Segment Start: Records shown
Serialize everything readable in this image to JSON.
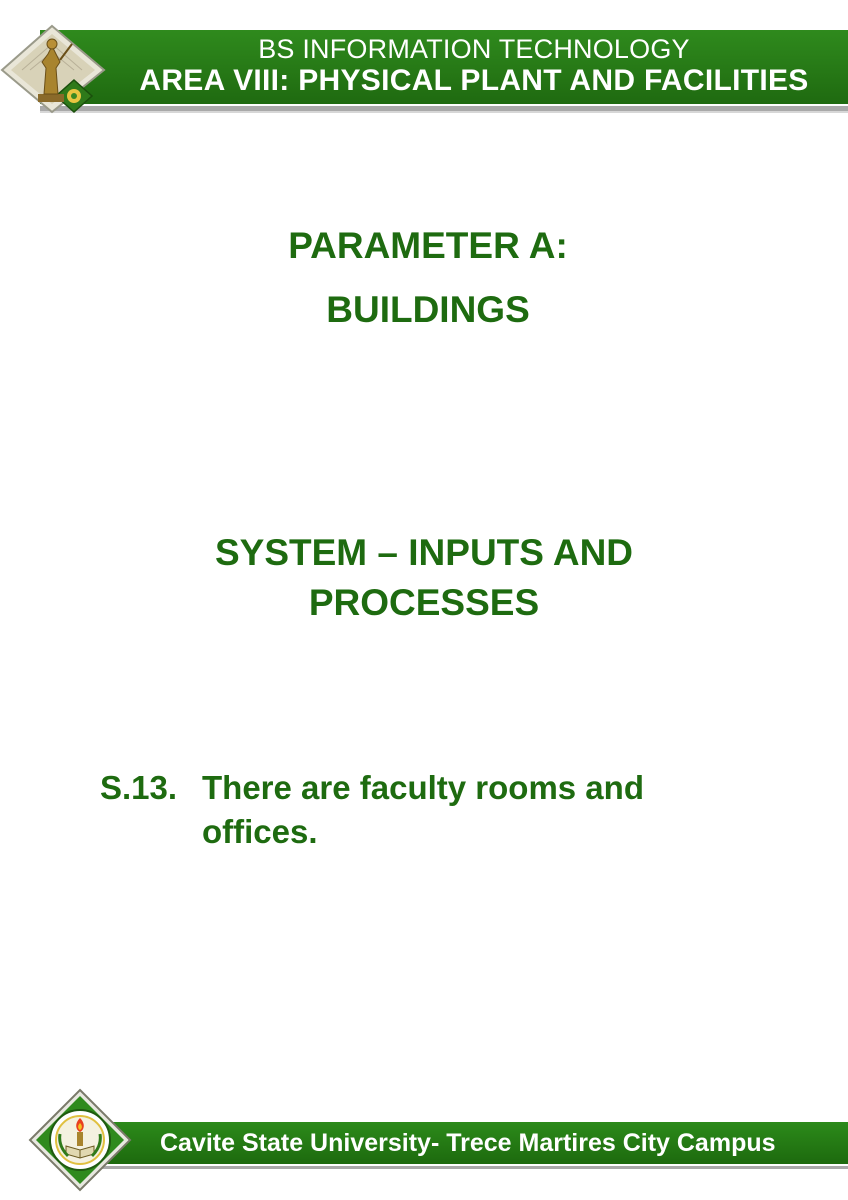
{
  "header": {
    "subtitle": "BS INFORMATION TECHNOLOGY",
    "title": "AREA VIII: PHYSICAL PLANT AND FACILITIES"
  },
  "parameter": {
    "line1": "PARAMETER A:",
    "line2": "BUILDINGS"
  },
  "section": {
    "line1": "SYSTEM – INPUTS AND",
    "line2": "PROCESSES"
  },
  "item": {
    "number": "S.13.",
    "text": "There are faculty rooms and offices."
  },
  "footer": {
    "text": "Cavite State University- Trece Martires City Campus"
  },
  "colors": {
    "brand_green": "#1e6b10",
    "band_green": "#2f8a1d",
    "accent_gold": "#c9a227"
  },
  "icons": {
    "top_logo": "university-statue-logo-icon",
    "bottom_logo": "university-seal-icon"
  }
}
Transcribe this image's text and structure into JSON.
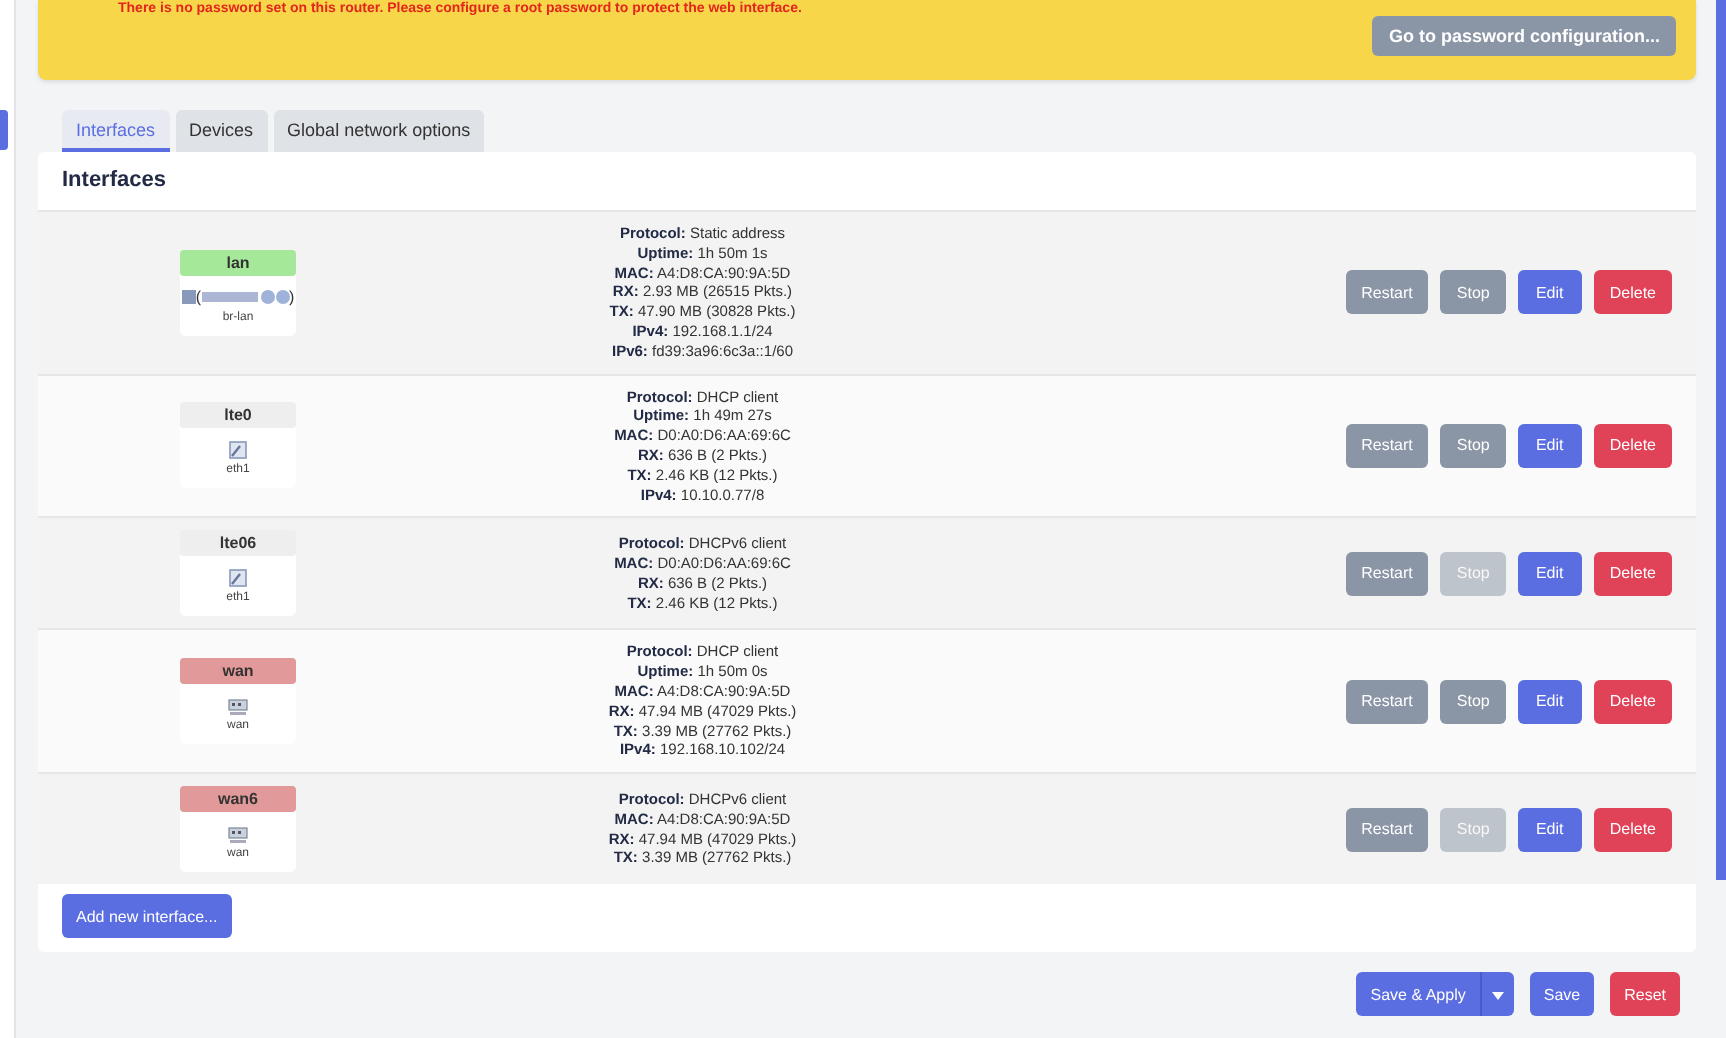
{
  "banner": {
    "message": "There is no password set on this router. Please configure a root password to protect the web interface.",
    "button": "Go to password configuration..."
  },
  "tabs": [
    {
      "label": "Interfaces",
      "selected": true
    },
    {
      "label": "Devices",
      "selected": false
    },
    {
      "label": "Global network options",
      "selected": false
    }
  ],
  "panel": {
    "title": "Interfaces",
    "add_button": "Add new interface..."
  },
  "rows": [
    {
      "name": "lan",
      "color": "#a6e89a",
      "kind": "bridge",
      "ports_open": "(",
      "ports_close": ")",
      "device": "br-lan",
      "details": [
        {
          "label": "Protocol:",
          "value": "Static address"
        },
        {
          "label": "Uptime:",
          "value": "1h 50m 1s"
        },
        {
          "label": "MAC:",
          "value": "A4:D8:CA:90:9A:5D"
        },
        {
          "label": "RX:",
          "value": "2.93 MB (26515 Pkts.)"
        },
        {
          "label": "TX:",
          "value": "47.90 MB (30828 Pkts.)"
        },
        {
          "label": "IPv4:",
          "value": "192.168.1.1/24"
        },
        {
          "label": "IPv6:",
          "value": "fd39:3a96:6c3a::1/60"
        }
      ],
      "buttons": [
        {
          "label": "Restart",
          "kind": "neutral",
          "disabled": false
        },
        {
          "label": "Stop",
          "kind": "neutral",
          "disabled": false
        },
        {
          "label": "Edit",
          "kind": "primary",
          "disabled": false
        },
        {
          "label": "Delete",
          "kind": "danger",
          "disabled": false
        }
      ]
    },
    {
      "name": "lte0",
      "color": "#eeeeee",
      "kind": "ethernet",
      "device": "eth1",
      "details": [
        {
          "label": "Protocol:",
          "value": "DHCP client"
        },
        {
          "label": "Uptime:",
          "value": "1h 49m 27s"
        },
        {
          "label": "MAC:",
          "value": "D0:A0:D6:AA:69:6C"
        },
        {
          "label": "RX:",
          "value": "636 B (2 Pkts.)"
        },
        {
          "label": "TX:",
          "value": "2.46 KB (12 Pkts.)"
        },
        {
          "label": "IPv4:",
          "value": "10.10.0.77/8"
        }
      ],
      "buttons": [
        {
          "label": "Restart",
          "kind": "neutral",
          "disabled": false
        },
        {
          "label": "Stop",
          "kind": "neutral",
          "disabled": false
        },
        {
          "label": "Edit",
          "kind": "primary",
          "disabled": false
        },
        {
          "label": "Delete",
          "kind": "danger",
          "disabled": false
        }
      ]
    },
    {
      "name": "lte06",
      "color": "#eeeeee",
      "kind": "ethernet",
      "device": "eth1",
      "details": [
        {
          "label": "Protocol:",
          "value": "DHCPv6 client"
        },
        {
          "label": "MAC:",
          "value": "D0:A0:D6:AA:69:6C"
        },
        {
          "label": "RX:",
          "value": "636 B (2 Pkts.)"
        },
        {
          "label": "TX:",
          "value": "2.46 KB (12 Pkts.)"
        }
      ],
      "buttons": [
        {
          "label": "Restart",
          "kind": "neutral",
          "disabled": false
        },
        {
          "label": "Stop",
          "kind": "neutral",
          "disabled": true
        },
        {
          "label": "Edit",
          "kind": "primary",
          "disabled": false
        },
        {
          "label": "Delete",
          "kind": "danger",
          "disabled": false
        }
      ]
    },
    {
      "name": "wan",
      "color": "#e19999",
      "kind": "switch",
      "device": "wan",
      "details": [
        {
          "label": "Protocol:",
          "value": "DHCP client"
        },
        {
          "label": "Uptime:",
          "value": "1h 50m 0s"
        },
        {
          "label": "MAC:",
          "value": "A4:D8:CA:90:9A:5D"
        },
        {
          "label": "RX:",
          "value": "47.94 MB (47029 Pkts.)"
        },
        {
          "label": "TX:",
          "value": "3.39 MB (27762 Pkts.)"
        },
        {
          "label": "IPv4:",
          "value": "192.168.10.102/24"
        }
      ],
      "buttons": [
        {
          "label": "Restart",
          "kind": "neutral",
          "disabled": false
        },
        {
          "label": "Stop",
          "kind": "neutral",
          "disabled": false
        },
        {
          "label": "Edit",
          "kind": "primary",
          "disabled": false
        },
        {
          "label": "Delete",
          "kind": "danger",
          "disabled": false
        }
      ]
    },
    {
      "name": "wan6",
      "color": "#e19999",
      "kind": "switch",
      "device": "wan",
      "details": [
        {
          "label": "Protocol:",
          "value": "DHCPv6 client"
        },
        {
          "label": "MAC:",
          "value": "A4:D8:CA:90:9A:5D"
        },
        {
          "label": "RX:",
          "value": "47.94 MB (47029 Pkts.)"
        },
        {
          "label": "TX:",
          "value": "3.39 MB (27762 Pkts.)"
        }
      ],
      "buttons": [
        {
          "label": "Restart",
          "kind": "neutral",
          "disabled": false
        },
        {
          "label": "Stop",
          "kind": "neutral",
          "disabled": true
        },
        {
          "label": "Edit",
          "kind": "primary",
          "disabled": false
        },
        {
          "label": "Delete",
          "kind": "danger",
          "disabled": false
        }
      ]
    }
  ],
  "footer": {
    "save_apply": "Save & Apply",
    "save": "Save",
    "reset": "Reset"
  }
}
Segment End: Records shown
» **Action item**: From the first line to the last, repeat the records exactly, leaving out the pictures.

» **Solution**:
Serialize everything readable in this image to JSON.
{
  "header": {
    "subtitle": "BS INFORMATION TECHNOLOGY",
    "title": "AREA VIII: PHYSICAL PLANT AND FACILITIES"
  },
  "parameter": {
    "line1": "PARAMETER A:",
    "line2": "BUILDINGS"
  },
  "section": {
    "line1": "SYSTEM – INPUTS AND",
    "line2": "PROCESSES"
  },
  "item": {
    "number": "S.13.",
    "text": "There are faculty rooms and offices."
  },
  "footer": {
    "text": "Cavite State University- Trece Martires City Campus"
  },
  "colors": {
    "brand_green": "#1e6b10",
    "band_green": "#2f8a1d",
    "accent_gold": "#c9a227"
  },
  "icons": {
    "top_logo": "university-statue-logo-icon",
    "bottom_logo": "university-seal-icon"
  }
}
Transcribe this image's text and structure into JSON.
{
  "banner": {
    "message": "There is no password set on this router. Please configure a root password to protect the web interface.",
    "button": "Go to password configuration..."
  },
  "tabs": [
    {
      "label": "Interfaces",
      "selected": true
    },
    {
      "label": "Devices",
      "selected": false
    },
    {
      "label": "Global network options",
      "selected": false
    }
  ],
  "panel": {
    "title": "Interfaces",
    "add_button": "Add new interface..."
  },
  "rows": [
    {
      "name": "lan",
      "color": "#a6e89a",
      "kind": "bridge",
      "ports_open": "(",
      "ports_close": ")",
      "device": "br-lan",
      "details": [
        {
          "label": "Protocol:",
          "value": "Static address"
        },
        {
          "label": "Uptime:",
          "value": "1h 50m 1s"
        },
        {
          "label": "MAC:",
          "value": "A4:D8:CA:90:9A:5D"
        },
        {
          "label": "RX:",
          "value": "2.93 MB (26515 Pkts.)"
        },
        {
          "label": "TX:",
          "value": "47.90 MB (30828 Pkts.)"
        },
        {
          "label": "IPv4:",
          "value": "192.168.1.1/24"
        },
        {
          "label": "IPv6:",
          "value": "fd39:3a96:6c3a::1/60"
        }
      ],
      "buttons": [
        {
          "label": "Restart",
          "kind": "neutral",
          "disabled": false
        },
        {
          "label": "Stop",
          "kind": "neutral",
          "disabled": false
        },
        {
          "label": "Edit",
          "kind": "primary",
          "disabled": false
        },
        {
          "label": "Delete",
          "kind": "danger",
          "disabled": false
        }
      ]
    },
    {
      "name": "lte0",
      "color": "#eeeeee",
      "kind": "ethernet",
      "device": "eth1",
      "details": [
        {
          "label": "Protocol:",
          "value": "DHCP client"
        },
        {
          "label": "Uptime:",
          "value": "1h 49m 27s"
        },
        {
          "label": "MAC:",
          "value": "D0:A0:D6:AA:69:6C"
        },
        {
          "label": "RX:",
          "value": "636 B (2 Pkts.)"
        },
        {
          "label": "TX:",
          "value": "2.46 KB (12 Pkts.)"
        },
        {
          "label": "IPv4:",
          "value": "10.10.0.77/8"
        }
      ],
      "buttons": [
        {
          "label": "Restart",
          "kind": "neutral",
          "disabled": false
        },
        {
          "label": "Stop",
          "kind": "neutral",
          "disabled": false
        },
        {
          "label": "Edit",
          "kind": "primary",
          "disabled": false
        },
        {
          "label": "Delete",
          "kind": "danger",
          "disabled": false
        }
      ]
    },
    {
      "name": "lte06",
      "color": "#eeeeee",
      "kind": "ethernet",
      "device": "eth1",
      "details": [
        {
          "label": "Protocol:",
          "value": "DHCPv6 client"
        },
        {
          "label": "MAC:",
          "value": "D0:A0:D6:AA:69:6C"
        },
        {
          "label": "RX:",
          "value": "636 B (2 Pkts.)"
        },
        {
          "label": "TX:",
          "value": "2.46 KB (12 Pkts.)"
        }
      ],
      "buttons": [
        {
          "label": "Restart",
          "kind": "neutral",
          "disabled": false
        },
        {
          "label": "Stop",
          "kind": "neutral",
          "disabled": true
        },
        {
          "label": "Edit",
          "kind": "primary",
          "disabled": false
        },
        {
          "label": "Delete",
          "kind": "danger",
          "disabled": false
        }
      ]
    },
    {
      "name": "wan",
      "color": "#e19999",
      "kind": "switch",
      "device": "wan",
      "details": [
        {
          "label": "Protocol:",
          "value": "DHCP client"
        },
        {
          "label": "Uptime:",
          "value": "1h 50m 0s"
        },
        {
          "label": "MAC:",
          "value": "A4:D8:CA:90:9A:5D"
        },
        {
          "label": "RX:",
          "value": "47.94 MB (47029 Pkts.)"
        },
        {
          "label": "TX:",
          "value": "3.39 MB (27762 Pkts.)"
        },
        {
          "label": "IPv4:",
          "value": "192.168.10.102/24"
        }
      ],
      "buttons": [
        {
          "label": "Restart",
          "kind": "neutral",
          "disabled": false
        },
        {
          "label": "Stop",
          "kind": "neutral",
          "disabled": false
        },
        {
          "label": "Edit",
          "kind": "primary",
          "disabled": false
        },
        {
          "label": "Delete",
          "kind": "danger",
          "disabled": false
        }
      ]
    },
    {
      "name": "wan6",
      "color": "#e19999",
      "kind": "switch",
      "device": "wan",
      "details": [
        {
          "label": "Protocol:",
          "value": "DHCPv6 client"
        },
        {
          "label": "MAC:",
          "value": "A4:D8:CA:90:9A:5D"
        },
        {
          "label": "RX:",
          "value": "47.94 MB (47029 Pkts.)"
        },
        {
          "label": "TX:",
          "value": "3.39 MB (27762 Pkts.)"
        }
      ],
      "buttons": [
        {
          "label": "Restart",
          "kind": "neutral",
          "disabled": false
        },
        {
          "label": "Stop",
          "kind": "neutral",
          "disabled": true
        },
        {
          "label": "Edit",
          "kind": "primary",
          "disabled": false
        },
        {
          "label": "Delete",
          "kind": "danger",
          "disabled": false
        }
      ]
    }
  ],
  "footer": {
    "save_apply": "Save & Apply",
    "save": "Save",
    "reset": "Reset"
  }
}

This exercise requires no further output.